## [What this task involves]
State how many lines in the listing below include the string "title". The answer is the number alone.

******

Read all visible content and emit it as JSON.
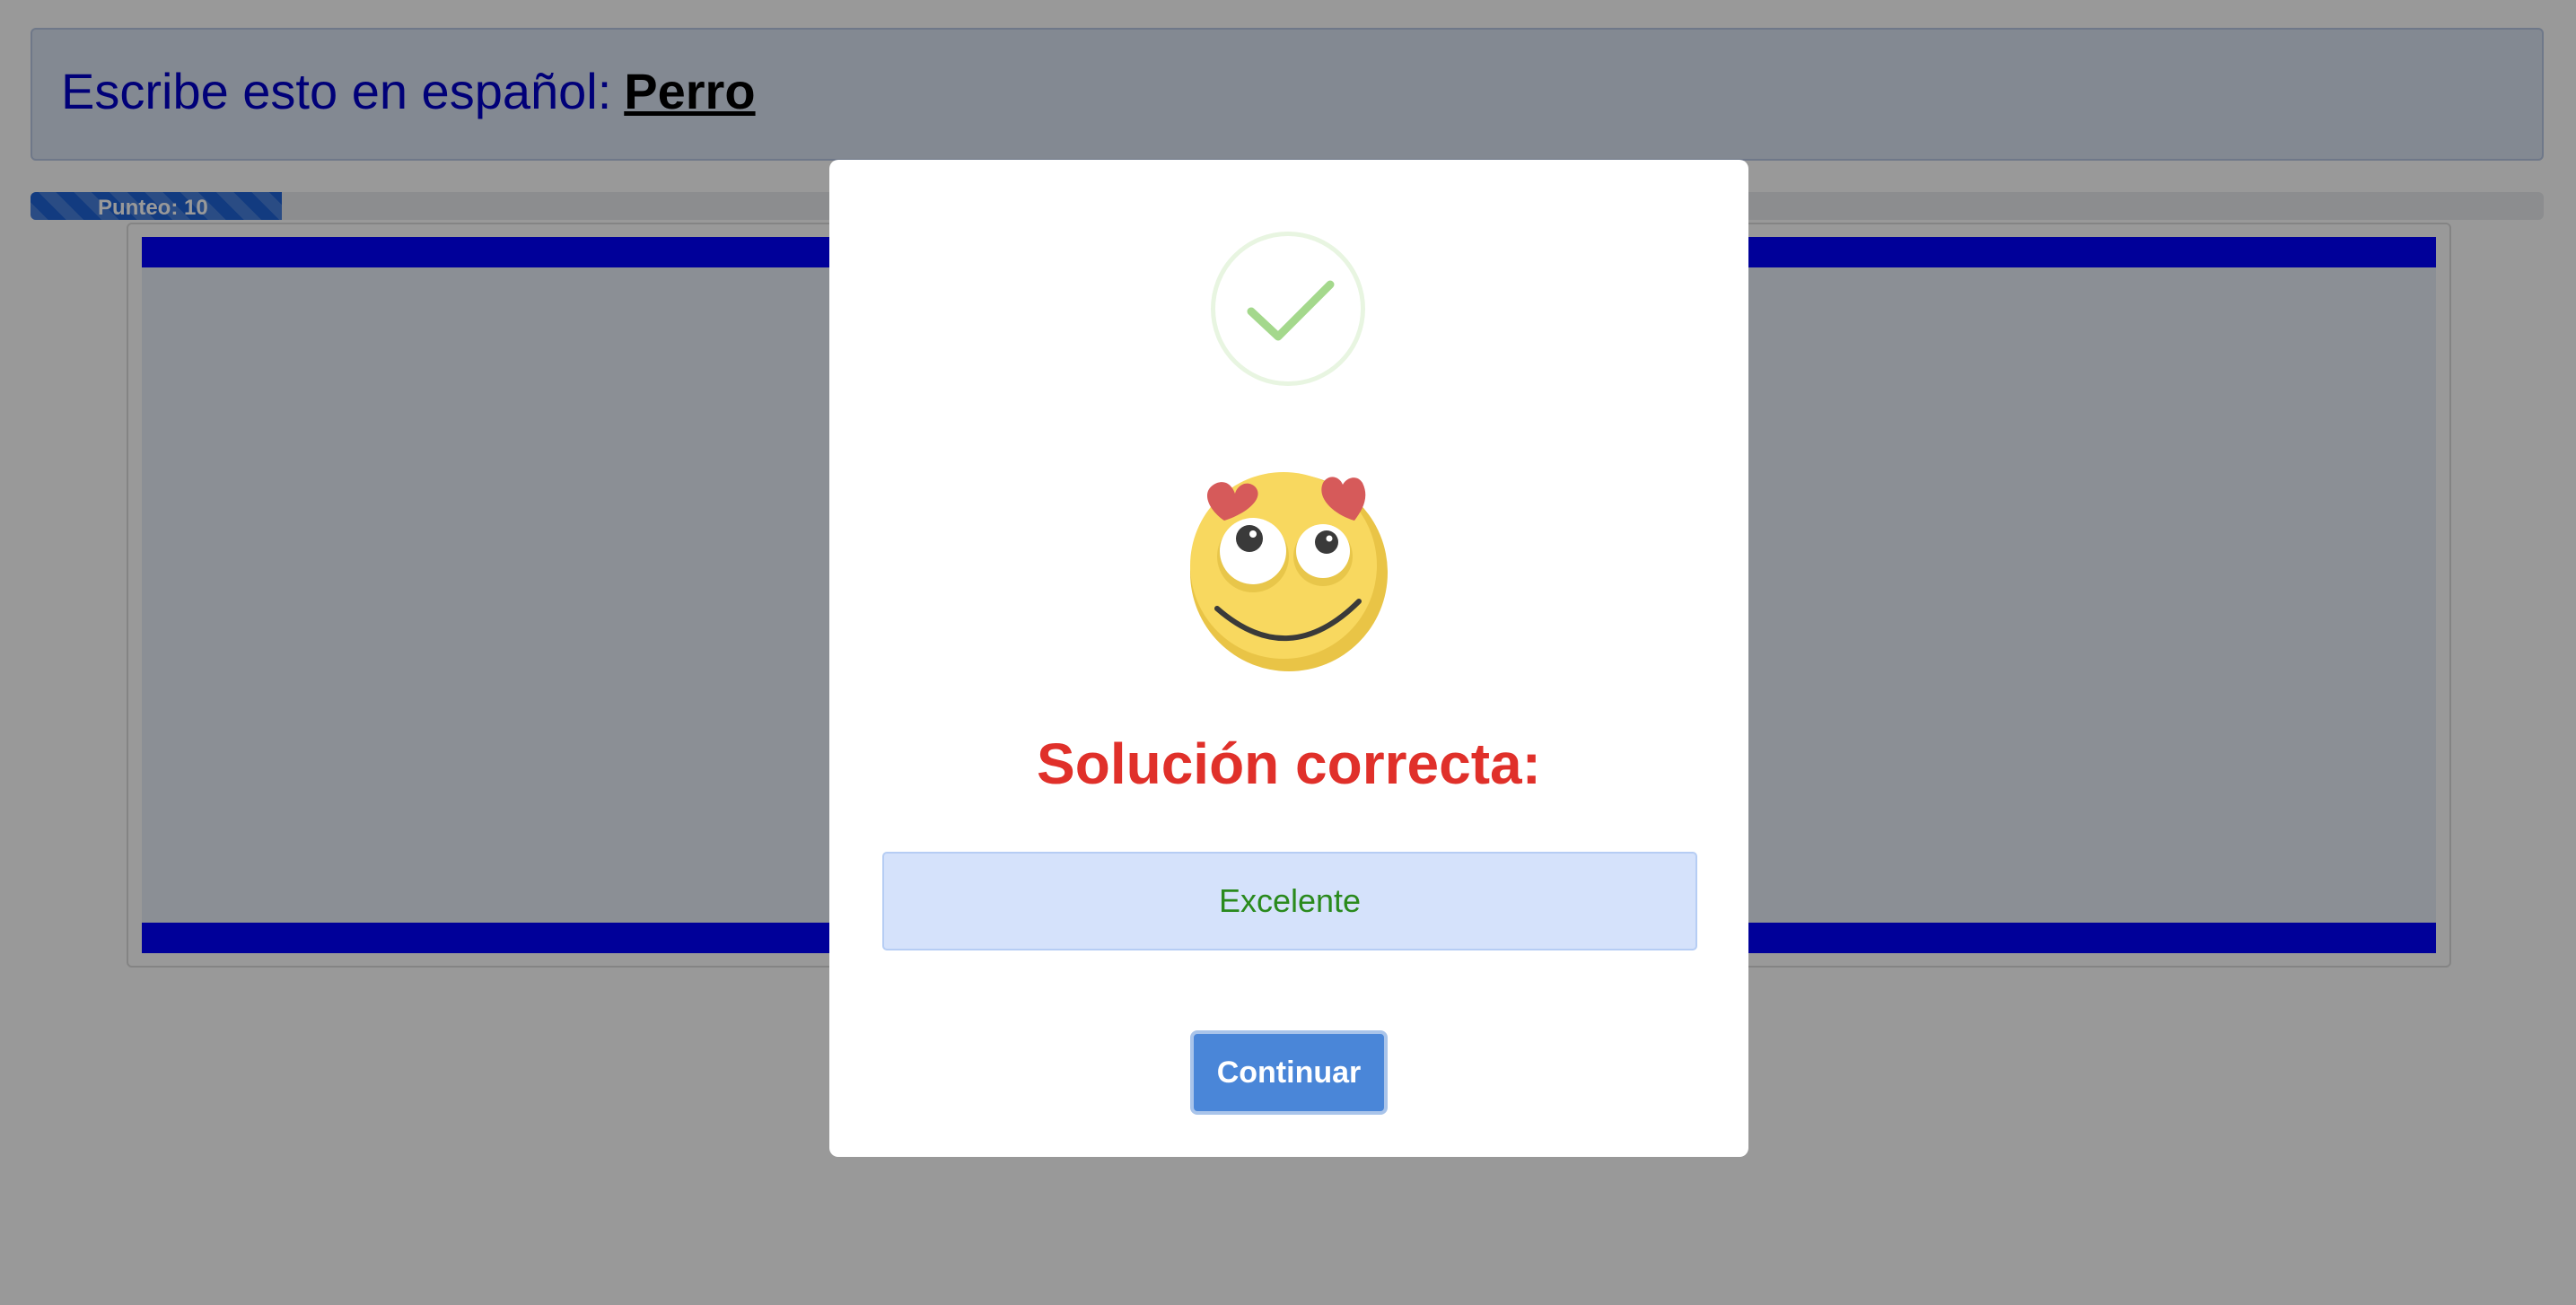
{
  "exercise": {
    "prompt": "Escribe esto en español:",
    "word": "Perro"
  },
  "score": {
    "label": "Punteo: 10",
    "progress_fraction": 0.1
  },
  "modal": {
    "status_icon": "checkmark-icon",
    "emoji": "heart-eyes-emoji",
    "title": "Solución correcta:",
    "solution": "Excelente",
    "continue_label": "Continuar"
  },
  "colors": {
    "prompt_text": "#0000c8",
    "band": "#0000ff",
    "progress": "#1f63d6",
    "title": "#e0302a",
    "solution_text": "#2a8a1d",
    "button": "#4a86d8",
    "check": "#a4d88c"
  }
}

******

## [Response to the exercise]
2